Problem description:
What you output should match the data below exactly.

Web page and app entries
= = = = =

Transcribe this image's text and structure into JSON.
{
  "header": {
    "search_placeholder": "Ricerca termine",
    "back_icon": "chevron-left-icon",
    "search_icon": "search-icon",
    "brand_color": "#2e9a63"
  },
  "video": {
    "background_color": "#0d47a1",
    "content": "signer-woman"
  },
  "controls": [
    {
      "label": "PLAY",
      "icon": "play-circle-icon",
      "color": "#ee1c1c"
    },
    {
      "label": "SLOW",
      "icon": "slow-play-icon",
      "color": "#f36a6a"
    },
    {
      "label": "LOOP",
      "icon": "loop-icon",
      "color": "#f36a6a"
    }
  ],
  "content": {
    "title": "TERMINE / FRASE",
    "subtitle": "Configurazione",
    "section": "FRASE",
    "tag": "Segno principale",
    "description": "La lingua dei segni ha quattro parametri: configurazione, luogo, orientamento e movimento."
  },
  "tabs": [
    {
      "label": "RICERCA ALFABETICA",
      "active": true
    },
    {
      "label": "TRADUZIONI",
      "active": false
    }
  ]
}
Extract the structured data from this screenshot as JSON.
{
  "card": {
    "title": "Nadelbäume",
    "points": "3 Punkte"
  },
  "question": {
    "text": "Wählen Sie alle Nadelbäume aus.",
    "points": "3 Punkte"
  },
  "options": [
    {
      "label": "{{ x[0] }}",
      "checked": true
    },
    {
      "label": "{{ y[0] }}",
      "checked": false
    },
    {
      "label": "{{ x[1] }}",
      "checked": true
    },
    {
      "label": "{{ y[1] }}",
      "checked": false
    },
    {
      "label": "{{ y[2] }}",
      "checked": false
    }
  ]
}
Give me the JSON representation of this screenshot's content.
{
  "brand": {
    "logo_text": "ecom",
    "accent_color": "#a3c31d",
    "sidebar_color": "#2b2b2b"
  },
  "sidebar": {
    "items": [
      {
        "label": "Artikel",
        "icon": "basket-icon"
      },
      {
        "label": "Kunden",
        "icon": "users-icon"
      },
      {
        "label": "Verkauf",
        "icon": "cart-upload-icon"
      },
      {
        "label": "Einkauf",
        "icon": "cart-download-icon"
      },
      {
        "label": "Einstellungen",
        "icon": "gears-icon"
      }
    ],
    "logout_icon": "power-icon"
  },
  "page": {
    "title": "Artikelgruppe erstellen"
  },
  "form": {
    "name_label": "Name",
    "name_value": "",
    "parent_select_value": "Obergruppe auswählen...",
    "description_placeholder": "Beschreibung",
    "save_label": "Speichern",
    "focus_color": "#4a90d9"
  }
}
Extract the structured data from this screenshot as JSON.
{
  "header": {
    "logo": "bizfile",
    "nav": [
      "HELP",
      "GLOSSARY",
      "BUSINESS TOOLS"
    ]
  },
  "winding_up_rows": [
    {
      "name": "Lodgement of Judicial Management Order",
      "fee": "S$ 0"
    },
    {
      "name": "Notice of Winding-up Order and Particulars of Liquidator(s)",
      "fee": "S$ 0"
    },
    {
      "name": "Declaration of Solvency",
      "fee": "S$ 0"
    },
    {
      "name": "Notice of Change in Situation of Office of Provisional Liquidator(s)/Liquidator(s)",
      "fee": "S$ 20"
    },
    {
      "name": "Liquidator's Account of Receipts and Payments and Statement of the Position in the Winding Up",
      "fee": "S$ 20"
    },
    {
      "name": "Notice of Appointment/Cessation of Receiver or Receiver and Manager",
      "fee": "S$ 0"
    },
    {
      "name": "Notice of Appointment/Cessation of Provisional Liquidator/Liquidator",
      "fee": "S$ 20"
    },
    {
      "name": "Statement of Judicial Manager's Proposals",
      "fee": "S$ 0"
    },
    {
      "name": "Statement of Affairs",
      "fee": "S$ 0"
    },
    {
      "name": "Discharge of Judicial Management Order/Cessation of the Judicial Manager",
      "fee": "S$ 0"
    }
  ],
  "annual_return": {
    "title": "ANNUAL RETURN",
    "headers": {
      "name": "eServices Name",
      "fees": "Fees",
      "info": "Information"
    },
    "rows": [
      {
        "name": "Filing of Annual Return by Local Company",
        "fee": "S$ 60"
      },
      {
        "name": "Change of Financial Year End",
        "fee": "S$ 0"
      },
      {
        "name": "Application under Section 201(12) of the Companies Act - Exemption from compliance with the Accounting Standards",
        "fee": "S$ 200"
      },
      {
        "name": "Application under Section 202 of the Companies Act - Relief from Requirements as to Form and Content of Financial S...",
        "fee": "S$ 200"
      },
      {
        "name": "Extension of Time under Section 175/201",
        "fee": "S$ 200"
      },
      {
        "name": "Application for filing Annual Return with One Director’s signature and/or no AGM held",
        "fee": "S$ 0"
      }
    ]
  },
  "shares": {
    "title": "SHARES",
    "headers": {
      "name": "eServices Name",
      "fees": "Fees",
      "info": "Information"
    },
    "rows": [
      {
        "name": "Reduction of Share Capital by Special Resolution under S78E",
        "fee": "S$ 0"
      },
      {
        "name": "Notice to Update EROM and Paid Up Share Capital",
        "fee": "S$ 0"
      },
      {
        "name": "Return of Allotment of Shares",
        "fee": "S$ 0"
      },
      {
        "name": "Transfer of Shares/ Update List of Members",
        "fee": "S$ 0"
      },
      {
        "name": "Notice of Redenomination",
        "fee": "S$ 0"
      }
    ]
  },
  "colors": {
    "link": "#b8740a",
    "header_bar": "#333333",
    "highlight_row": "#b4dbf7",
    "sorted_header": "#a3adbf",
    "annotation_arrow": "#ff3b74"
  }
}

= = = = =

Expected output:
Transcribe this image's text and structure into JSON.
{
  "header": {
    "search_placeholder": "Ricerca termine",
    "back_icon": "chevron-left-icon",
    "search_icon": "search-icon",
    "brand_color": "#2e9a63"
  },
  "video": {
    "background_color": "#0d47a1",
    "content": "signer-woman"
  },
  "controls": [
    {
      "label": "PLAY",
      "icon": "play-circle-icon",
      "color": "#ee1c1c"
    },
    {
      "label": "SLOW",
      "icon": "slow-play-icon",
      "color": "#f36a6a"
    },
    {
      "label": "LOOP",
      "icon": "loop-icon",
      "color": "#f36a6a"
    }
  ],
  "content": {
    "title": "TERMINE / FRASE",
    "subtitle": "Configurazione",
    "section": "FRASE",
    "tag": "Segno principale",
    "description": "La lingua dei segni ha quattro parametri: configurazione, luogo, orientamento e movimento."
  },
  "tabs": [
    {
      "label": "RICERCA ALFABETICA",
      "active": true
    },
    {
      "label": "TRADUZIONI",
      "active": false
    }
  ]
}
Extract the structured data from this screenshot as JSON.
{
  "card": {
    "title": "Nadelbäume",
    "points": "3 Punkte"
  },
  "question": {
    "text": "Wählen Sie alle Nadelbäume aus.",
    "points": "3 Punkte"
  },
  "options": [
    {
      "label": "{{ x[0] }}",
      "checked": true
    },
    {
      "label": "{{ y[0] }}",
      "checked": false
    },
    {
      "label": "{{ x[1] }}",
      "checked": true
    },
    {
      "label": "{{ y[1] }}",
      "checked": false
    },
    {
      "label": "{{ y[2] }}",
      "checked": false
    }
  ]
}
Give me the JSON representation of this screenshot's content.
{
  "brand": {
    "logo_text": "ecom",
    "accent_color": "#a3c31d",
    "sidebar_color": "#2b2b2b"
  },
  "sidebar": {
    "items": [
      {
        "label": "Artikel",
        "icon": "basket-icon"
      },
      {
        "label": "Kunden",
        "icon": "users-icon"
      },
      {
        "label": "Verkauf",
        "icon": "cart-upload-icon"
      },
      {
        "label": "Einkauf",
        "icon": "cart-download-icon"
      },
      {
        "label": "Einstellungen",
        "icon": "gears-icon"
      }
    ],
    "logout_icon": "power-icon"
  },
  "page": {
    "title": "Artikelgruppe erstellen"
  },
  "form": {
    "name_label": "Name",
    "name_value": "",
    "parent_select_value": "Obergruppe auswählen...",
    "description_placeholder": "Beschreibung",
    "save_label": "Speichern",
    "focus_color": "#4a90d9"
  }
}
Extract the structured data from this screenshot as JSON.
{
  "header": {
    "logo": "bizfile",
    "nav": [
      "HELP",
      "GLOSSARY",
      "BUSINESS TOOLS"
    ]
  },
  "winding_up_rows": [
    {
      "name": "Lodgement of Judicial Management Order",
      "fee": "S$ 0"
    },
    {
      "name": "Notice of Winding-up Order and Particulars of Liquidator(s)",
      "fee": "S$ 0"
    },
    {
      "name": "Declaration of Solvency",
      "fee": "S$ 0"
    },
    {
      "name": "Notice of Change in Situation of Office of Provisional Liquidator(s)/Liquidator(s)",
      "fee": "S$ 20"
    },
    {
      "name": "Liquidator's Account of Receipts and Payments and Statement of the Position in the Winding Up",
      "fee": "S$ 20"
    },
    {
      "name": "Notice of Appointment/Cessation of Receiver or Receiver and Manager",
      "fee": "S$ 0"
    },
    {
      "name": "Notice of Appointment/Cessation of Provisional Liquidator/Liquidator",
      "fee": "S$ 20"
    },
    {
      "name": "Statement of Judicial Manager's Proposals",
      "fee": "S$ 0"
    },
    {
      "name": "Statement of Affairs",
      "fee": "S$ 0"
    },
    {
      "name": "Discharge of Judicial Management Order/Cessation of the Judicial Manager",
      "fee": "S$ 0"
    }
  ],
  "annual_return": {
    "title": "ANNUAL RETURN",
    "headers": {
      "name": "eServices Name",
      "fees": "Fees",
      "info": "Information"
    },
    "rows": [
      {
        "name": "Filing of Annual Return by Local Company",
        "fee": "S$ 60"
      },
      {
        "name": "Change of Financial Year End",
        "fee": "S$ 0"
      },
      {
        "name": "Application under Section 201(12) of the Companies Act - Exemption from compliance with the Accounting Standards",
        "fee": "S$ 200"
      },
      {
        "name": "Application under Section 202 of the Companies Act - Relief from Requirements as to Form and Content of Financial S...",
        "fee": "S$ 200"
      },
      {
        "name": "Extension of Time under Section 175/201",
        "fee": "S$ 200"
      },
      {
        "name": "Application for filing Annual Return with One Director’s signature and/or no AGM held",
        "fee": "S$ 0"
      }
    ]
  },
  "shares": {
    "title": "SHARES",
    "headers": {
      "name": "eServices Name",
      "fees": "Fees",
      "info": "Information"
    },
    "rows": [
      {
        "name": "Reduction of Share Capital by Special Resolution under S78E",
        "fee": "S$ 0"
      },
      {
        "name": "Notice to Update EROM and Paid Up Share Capital",
        "fee": "S$ 0"
      },
      {
        "name": "Return of Allotment of Shares",
        "fee": "S$ 0"
      },
      {
        "name": "Transfer of Shares/ Update List of Members",
        "fee": "S$ 0"
      },
      {
        "name": "Notice of Redenomination",
        "fee": "S$ 0"
      }
    ]
  },
  "colors": {
    "link": "#b8740a",
    "header_bar": "#333333",
    "highlight_row": "#b4dbf7",
    "sorted_header": "#a3adbf",
    "annotation_arrow": "#ff3b74"
  }
}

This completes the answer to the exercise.